LOVE at FIRST BROWSE
We periodically ask a special guest to share with us the three magazines that have meant the most to him. This time is the turn of Simon Reynolds, music critic and writer.
#1 / New Musical Express
"A profoundly formative force in my life as a young aspiring writer at the end of ‘the 70s and during the early ‘80s, this U.K. weekly music paper covered not just rock but all the music that mattered: reggae, funk, African music, early hip hop, and a lot of other things that you wouldn’t expect if you only know the NME as a 21st Century publication narrowly dedicated to British indie. It dealt with politics both on its own (issues, events, elections) and politics as filtered through the prism of postpunk and other forms of music. It also covered exemplary figures within arts when they felt adjacent to rock – certain kinds of film, books, TV. Above all, it was a home for heroically pretentious writing."
#2 / The Village Voice
"Every generation regards its era of the Voice to be the best.
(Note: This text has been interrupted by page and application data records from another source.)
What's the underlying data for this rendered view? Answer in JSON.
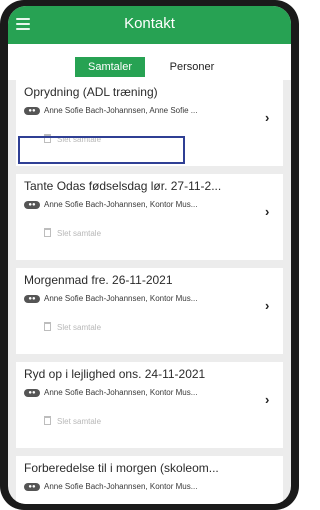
{
  "app": {
    "title": "Kontakt",
    "colors": {
      "header": "#27a253",
      "active_tab": "#27a253",
      "highlight_border": "#2f3f94"
    }
  },
  "tabs": [
    {
      "label": "Samtaler",
      "active": true
    },
    {
      "label": "Personer",
      "active": false
    }
  ],
  "conversations": [
    {
      "title": "Oprydning (ADL træning)",
      "participants": "Anne Sofie Bach-Johannsen, Anne Sofie ...",
      "meta": "",
      "action": "Slet samtale"
    },
    {
      "title": "Tante Odas fødselsdag lør. 27-11-2...",
      "participants": "Anne Sofie Bach-Johannsen, Kontor Mus...",
      "meta": "",
      "action": "Slet samtale"
    },
    {
      "title": "Morgenmad fre. 26-11-2021",
      "participants": "Anne Sofie Bach-Johannsen, Kontor Mus...",
      "meta": "",
      "action": "Slet samtale"
    },
    {
      "title": "Ryd op i lejlighed ons. 24-11-2021",
      "participants": "Anne Sofie Bach-Johannsen, Kontor Mus...",
      "meta": "",
      "action": "Slet samtale"
    },
    {
      "title": "Forberedelse til i morgen (skoleom...",
      "participants": "Anne Sofie Bach-Johannsen, Kontor Mus...",
      "meta": "",
      "action": ""
    }
  ],
  "icons": {
    "menu": "hamburger-icon",
    "delete": "trash-icon",
    "open": "chevron-right-icon",
    "group": "group-badge-icon"
  }
}
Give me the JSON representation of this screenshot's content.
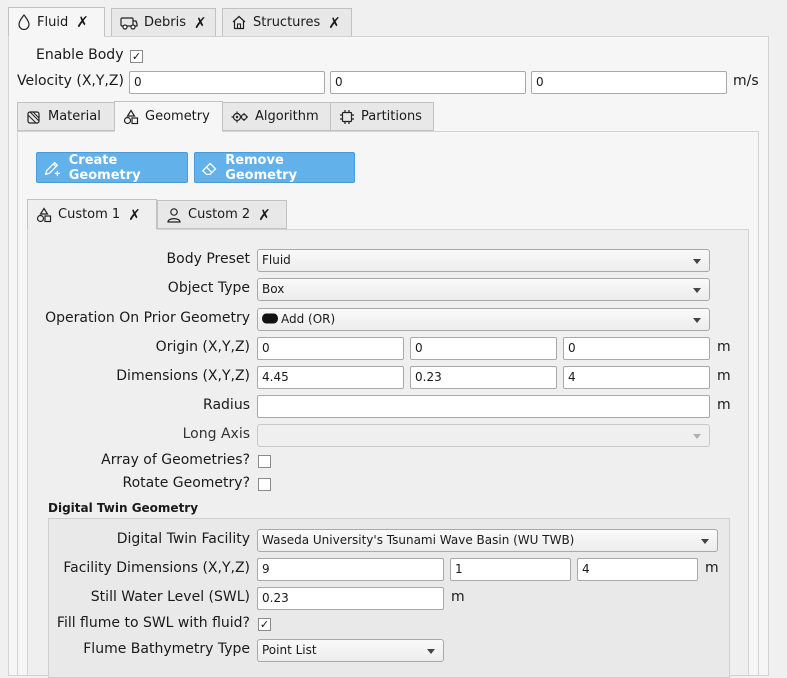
{
  "top_tabs": [
    {
      "label": "Fluid",
      "icon": "droplet-icon"
    },
    {
      "label": "Debris",
      "icon": "vehicle-icon"
    },
    {
      "label": "Structures",
      "icon": "house-icon"
    }
  ],
  "body": {
    "enable_label": "Enable Body",
    "enable_checked": true,
    "velocity_label": "Velocity (X,Y,Z)",
    "velocity": [
      "0",
      "0",
      "0"
    ],
    "velocity_unit": "m/s"
  },
  "sub_tabs": [
    {
      "label": "Material",
      "icon": "material-icon"
    },
    {
      "label": "Geometry",
      "icon": "shapes-icon"
    },
    {
      "label": "Algorithm",
      "icon": "gears-icon"
    },
    {
      "label": "Partitions",
      "icon": "chip-icon"
    }
  ],
  "actions": {
    "create_label": "Create Geometry",
    "remove_label": "Remove Geometry"
  },
  "geom_tabs": [
    {
      "label": "Custom 1",
      "icon": "shapes-icon"
    },
    {
      "label": "Custom 2",
      "icon": "person-icon"
    }
  ],
  "form": {
    "body_preset_label": "Body Preset",
    "body_preset_value": "Fluid",
    "object_type_label": "Object Type",
    "object_type_value": "Box",
    "operation_label": "Operation On Prior Geometry",
    "operation_value": "Add (OR)",
    "origin_label": "Origin (X,Y,Z)",
    "origin": [
      "0",
      "0",
      "0"
    ],
    "origin_unit": "m",
    "dimensions_label": "Dimensions (X,Y,Z)",
    "dimensions": [
      "4.45",
      "0.23",
      "4"
    ],
    "dimensions_unit": "m",
    "radius_label": "Radius",
    "radius_value": "",
    "radius_unit": "m",
    "long_axis_label": "Long Axis",
    "long_axis_value": "",
    "array_label": "Array of Geometries?",
    "array_checked": false,
    "rotate_label": "Rotate Geometry?",
    "rotate_checked": false
  },
  "twin": {
    "section_title": "Digital Twin Geometry",
    "facility_label": "Digital Twin Facility",
    "facility_value": "Waseda University's Tsunami Wave Basin (WU TWB)",
    "facility_dims_label": "Facility Dimensions (X,Y,Z)",
    "facility_dims": [
      "9",
      "1",
      "4"
    ],
    "facility_dims_unit": "m",
    "swl_label": "Still Water Level (SWL)",
    "swl_value": "0.23",
    "swl_unit": "m",
    "fill_label": "Fill flume to SWL with fluid?",
    "fill_checked": true,
    "bathymetry_label": "Flume Bathymetry Type",
    "bathymetry_value": "Point List"
  },
  "check_glyph": "✓",
  "close_glyph": "✗"
}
So there are probably some people who thought the magazine was in decline during the 1990s, when I started reading it regularly, as I spent increasing amounts of time in New York and then moved there for good at the end of 1994. The whole magazine was full of acute and stylish writing about politics, the arts, social trends, etc. But the music section was especially mind-blowing – the nearest America ever had to peak-era NME. Above all, it was a home for heroically pretentious writing."
#3 / The Wire
“This UK monthly remains a vital institution in left-field music, but I’ve particularly fond memories of it during the 1990s, when it set about collapsing its own boundaries (The Wire had started in the ‘80s as a jazz and avant-garde magazine) and began to embrace anything and everything that was innovative, experimental and strange, no matter where it came from: rave, rap, metal, the pop mainstream. Above all, it was a home for heroically pretentious writing."